**Work required**
Scan the records for the string "Uusi". State how many lines contain it and add nothing.
───── Information given ─────
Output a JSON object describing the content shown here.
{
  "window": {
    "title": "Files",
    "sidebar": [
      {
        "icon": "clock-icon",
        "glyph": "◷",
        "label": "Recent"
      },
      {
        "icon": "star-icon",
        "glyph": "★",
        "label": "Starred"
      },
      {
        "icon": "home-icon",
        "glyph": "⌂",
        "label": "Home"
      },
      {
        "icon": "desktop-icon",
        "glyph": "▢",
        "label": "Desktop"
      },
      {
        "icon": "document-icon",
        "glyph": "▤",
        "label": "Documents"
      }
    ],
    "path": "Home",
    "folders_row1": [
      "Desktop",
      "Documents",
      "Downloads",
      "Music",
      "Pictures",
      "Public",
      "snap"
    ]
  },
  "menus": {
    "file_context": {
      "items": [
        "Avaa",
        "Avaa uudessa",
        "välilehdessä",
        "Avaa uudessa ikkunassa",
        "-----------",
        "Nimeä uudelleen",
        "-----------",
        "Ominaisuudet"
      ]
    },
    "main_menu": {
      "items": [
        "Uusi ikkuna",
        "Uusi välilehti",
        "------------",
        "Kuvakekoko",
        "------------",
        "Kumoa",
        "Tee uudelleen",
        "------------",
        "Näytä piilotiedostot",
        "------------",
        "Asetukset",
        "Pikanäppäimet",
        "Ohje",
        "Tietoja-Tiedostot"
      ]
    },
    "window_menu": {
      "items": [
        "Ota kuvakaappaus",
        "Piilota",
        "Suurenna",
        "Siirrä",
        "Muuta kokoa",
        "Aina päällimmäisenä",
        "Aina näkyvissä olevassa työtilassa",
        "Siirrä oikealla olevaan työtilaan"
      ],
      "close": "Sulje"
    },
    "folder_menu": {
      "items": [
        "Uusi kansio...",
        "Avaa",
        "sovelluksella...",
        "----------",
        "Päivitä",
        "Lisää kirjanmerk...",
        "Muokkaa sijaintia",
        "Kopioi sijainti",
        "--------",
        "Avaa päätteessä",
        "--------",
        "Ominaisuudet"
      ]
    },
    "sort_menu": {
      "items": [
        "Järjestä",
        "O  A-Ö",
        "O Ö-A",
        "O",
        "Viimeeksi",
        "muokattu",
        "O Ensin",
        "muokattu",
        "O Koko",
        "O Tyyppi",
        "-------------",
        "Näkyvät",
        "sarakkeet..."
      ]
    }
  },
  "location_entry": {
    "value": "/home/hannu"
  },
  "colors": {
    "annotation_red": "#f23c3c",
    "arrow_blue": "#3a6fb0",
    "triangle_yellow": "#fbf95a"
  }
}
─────
**Reply to the task**
3